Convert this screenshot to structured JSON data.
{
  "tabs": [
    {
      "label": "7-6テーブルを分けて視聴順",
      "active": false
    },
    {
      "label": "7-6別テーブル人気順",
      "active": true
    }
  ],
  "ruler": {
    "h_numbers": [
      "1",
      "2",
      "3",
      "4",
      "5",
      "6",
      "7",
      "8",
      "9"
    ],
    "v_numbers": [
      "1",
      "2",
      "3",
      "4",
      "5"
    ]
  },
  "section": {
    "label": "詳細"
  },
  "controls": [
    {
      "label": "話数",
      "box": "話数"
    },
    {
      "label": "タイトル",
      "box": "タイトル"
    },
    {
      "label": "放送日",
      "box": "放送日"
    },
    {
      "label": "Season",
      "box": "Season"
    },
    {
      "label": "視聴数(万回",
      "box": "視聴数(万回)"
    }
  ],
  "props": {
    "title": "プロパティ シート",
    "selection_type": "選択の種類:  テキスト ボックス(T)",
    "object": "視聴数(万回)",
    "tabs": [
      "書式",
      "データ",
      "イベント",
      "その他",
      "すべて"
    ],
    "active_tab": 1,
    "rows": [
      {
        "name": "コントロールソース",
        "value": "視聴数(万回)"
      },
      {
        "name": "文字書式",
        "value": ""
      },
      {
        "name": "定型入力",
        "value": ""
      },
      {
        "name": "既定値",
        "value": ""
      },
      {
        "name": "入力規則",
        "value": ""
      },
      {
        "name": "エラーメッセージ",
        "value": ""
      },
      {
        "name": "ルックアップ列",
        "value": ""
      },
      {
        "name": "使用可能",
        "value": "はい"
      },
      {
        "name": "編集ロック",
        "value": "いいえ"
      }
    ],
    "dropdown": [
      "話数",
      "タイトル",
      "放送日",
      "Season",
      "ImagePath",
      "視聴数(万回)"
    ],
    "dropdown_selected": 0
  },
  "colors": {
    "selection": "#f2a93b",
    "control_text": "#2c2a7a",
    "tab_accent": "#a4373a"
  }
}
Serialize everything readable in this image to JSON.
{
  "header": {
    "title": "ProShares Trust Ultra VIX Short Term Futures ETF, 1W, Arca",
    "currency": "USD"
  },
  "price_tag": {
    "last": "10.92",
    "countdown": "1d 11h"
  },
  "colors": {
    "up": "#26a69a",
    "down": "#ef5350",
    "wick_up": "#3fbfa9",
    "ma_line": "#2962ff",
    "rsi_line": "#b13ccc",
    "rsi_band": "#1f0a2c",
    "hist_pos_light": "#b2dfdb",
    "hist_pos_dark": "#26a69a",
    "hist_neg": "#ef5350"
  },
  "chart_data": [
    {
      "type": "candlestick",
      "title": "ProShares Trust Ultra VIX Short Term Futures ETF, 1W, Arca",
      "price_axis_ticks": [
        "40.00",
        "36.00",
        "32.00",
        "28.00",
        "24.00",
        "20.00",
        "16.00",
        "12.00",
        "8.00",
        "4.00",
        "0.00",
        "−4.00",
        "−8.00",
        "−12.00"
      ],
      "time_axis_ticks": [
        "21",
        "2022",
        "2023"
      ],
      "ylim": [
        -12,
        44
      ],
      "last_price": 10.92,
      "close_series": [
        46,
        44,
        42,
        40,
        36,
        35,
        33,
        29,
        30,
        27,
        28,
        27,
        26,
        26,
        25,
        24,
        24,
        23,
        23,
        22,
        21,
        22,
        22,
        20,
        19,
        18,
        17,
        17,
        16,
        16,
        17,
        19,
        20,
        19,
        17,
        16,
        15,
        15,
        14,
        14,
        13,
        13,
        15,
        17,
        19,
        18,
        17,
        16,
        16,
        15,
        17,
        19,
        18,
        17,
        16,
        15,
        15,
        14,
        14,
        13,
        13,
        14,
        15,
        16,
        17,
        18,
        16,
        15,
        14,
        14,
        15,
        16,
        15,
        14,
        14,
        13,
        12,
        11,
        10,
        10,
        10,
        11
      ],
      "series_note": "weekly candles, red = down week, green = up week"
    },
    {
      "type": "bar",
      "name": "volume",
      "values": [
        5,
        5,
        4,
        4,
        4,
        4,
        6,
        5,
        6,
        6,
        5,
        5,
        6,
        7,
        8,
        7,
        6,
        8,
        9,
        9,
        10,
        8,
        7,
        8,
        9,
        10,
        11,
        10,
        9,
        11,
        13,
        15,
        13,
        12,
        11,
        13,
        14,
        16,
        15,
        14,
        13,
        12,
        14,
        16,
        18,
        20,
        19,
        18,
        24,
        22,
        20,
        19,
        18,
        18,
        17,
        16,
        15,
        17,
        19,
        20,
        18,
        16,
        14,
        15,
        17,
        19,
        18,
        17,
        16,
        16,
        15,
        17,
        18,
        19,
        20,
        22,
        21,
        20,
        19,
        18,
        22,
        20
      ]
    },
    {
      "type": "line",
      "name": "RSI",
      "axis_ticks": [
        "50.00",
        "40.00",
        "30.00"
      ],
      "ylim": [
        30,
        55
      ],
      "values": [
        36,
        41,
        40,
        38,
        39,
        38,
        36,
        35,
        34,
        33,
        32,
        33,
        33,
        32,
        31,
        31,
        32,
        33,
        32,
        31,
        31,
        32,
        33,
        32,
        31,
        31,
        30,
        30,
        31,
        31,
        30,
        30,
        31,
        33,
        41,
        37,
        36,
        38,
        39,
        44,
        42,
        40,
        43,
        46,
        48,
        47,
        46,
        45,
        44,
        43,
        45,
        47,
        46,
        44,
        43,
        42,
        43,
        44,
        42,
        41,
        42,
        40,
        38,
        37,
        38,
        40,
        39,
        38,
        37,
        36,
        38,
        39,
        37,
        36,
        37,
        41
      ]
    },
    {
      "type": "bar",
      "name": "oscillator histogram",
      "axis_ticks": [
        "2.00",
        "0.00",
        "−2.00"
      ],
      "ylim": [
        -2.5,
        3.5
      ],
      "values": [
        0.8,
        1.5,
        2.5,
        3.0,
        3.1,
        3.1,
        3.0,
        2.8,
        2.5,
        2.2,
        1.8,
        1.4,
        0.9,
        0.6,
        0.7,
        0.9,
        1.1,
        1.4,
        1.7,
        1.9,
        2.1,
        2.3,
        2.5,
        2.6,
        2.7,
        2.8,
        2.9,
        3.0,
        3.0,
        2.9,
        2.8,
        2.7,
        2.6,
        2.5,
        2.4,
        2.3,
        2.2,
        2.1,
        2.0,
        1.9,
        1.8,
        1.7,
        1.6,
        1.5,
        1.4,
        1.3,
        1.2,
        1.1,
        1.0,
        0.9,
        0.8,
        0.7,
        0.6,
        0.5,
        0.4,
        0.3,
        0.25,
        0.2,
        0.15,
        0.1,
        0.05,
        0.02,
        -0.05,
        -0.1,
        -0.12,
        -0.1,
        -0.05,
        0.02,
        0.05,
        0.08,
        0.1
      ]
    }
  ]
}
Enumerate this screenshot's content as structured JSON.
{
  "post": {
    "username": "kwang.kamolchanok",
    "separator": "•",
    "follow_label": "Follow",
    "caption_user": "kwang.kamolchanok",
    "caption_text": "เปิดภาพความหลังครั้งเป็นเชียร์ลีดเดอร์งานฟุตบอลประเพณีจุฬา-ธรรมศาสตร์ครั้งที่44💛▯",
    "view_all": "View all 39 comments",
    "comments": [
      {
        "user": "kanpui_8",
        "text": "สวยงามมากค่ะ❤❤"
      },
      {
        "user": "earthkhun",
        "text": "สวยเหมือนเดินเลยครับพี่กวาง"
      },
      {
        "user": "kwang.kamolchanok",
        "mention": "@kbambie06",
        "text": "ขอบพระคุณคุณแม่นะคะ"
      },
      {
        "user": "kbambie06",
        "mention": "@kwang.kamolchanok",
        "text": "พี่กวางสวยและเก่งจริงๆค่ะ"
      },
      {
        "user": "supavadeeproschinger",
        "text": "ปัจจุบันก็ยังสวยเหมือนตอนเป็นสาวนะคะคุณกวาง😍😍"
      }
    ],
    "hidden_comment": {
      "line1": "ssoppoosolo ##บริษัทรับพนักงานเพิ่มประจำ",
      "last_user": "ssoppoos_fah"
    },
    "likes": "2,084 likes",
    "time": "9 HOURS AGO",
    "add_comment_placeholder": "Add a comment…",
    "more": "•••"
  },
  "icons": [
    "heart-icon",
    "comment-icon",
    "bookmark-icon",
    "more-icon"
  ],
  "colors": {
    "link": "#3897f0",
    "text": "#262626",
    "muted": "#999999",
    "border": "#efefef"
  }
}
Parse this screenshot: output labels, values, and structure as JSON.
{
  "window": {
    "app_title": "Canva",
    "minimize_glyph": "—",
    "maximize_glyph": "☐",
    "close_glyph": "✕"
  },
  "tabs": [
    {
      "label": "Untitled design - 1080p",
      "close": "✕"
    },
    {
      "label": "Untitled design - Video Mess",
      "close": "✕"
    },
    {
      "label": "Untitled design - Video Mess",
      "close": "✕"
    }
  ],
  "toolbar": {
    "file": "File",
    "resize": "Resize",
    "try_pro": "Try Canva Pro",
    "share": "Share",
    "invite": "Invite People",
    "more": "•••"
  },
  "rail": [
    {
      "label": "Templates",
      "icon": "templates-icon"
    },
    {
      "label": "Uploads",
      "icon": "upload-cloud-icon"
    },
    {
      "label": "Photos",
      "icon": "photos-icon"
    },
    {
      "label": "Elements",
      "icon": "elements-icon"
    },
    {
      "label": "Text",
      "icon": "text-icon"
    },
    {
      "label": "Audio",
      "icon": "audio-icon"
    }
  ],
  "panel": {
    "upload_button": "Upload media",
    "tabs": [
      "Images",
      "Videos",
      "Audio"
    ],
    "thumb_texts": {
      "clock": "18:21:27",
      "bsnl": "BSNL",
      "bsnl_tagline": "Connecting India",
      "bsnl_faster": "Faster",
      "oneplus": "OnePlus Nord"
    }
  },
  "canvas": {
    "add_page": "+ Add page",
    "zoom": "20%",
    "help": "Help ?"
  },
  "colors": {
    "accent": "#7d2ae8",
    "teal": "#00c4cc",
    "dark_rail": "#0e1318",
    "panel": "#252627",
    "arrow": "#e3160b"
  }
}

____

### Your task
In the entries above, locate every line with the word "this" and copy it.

### Written response
Convert this screenshot to structured JSON data.
Serialize everything readable in this image to JSON.
Enumerate this screenshot's content as structured JSON.
Parse this screenshot: output labels, values, and structure as JSON.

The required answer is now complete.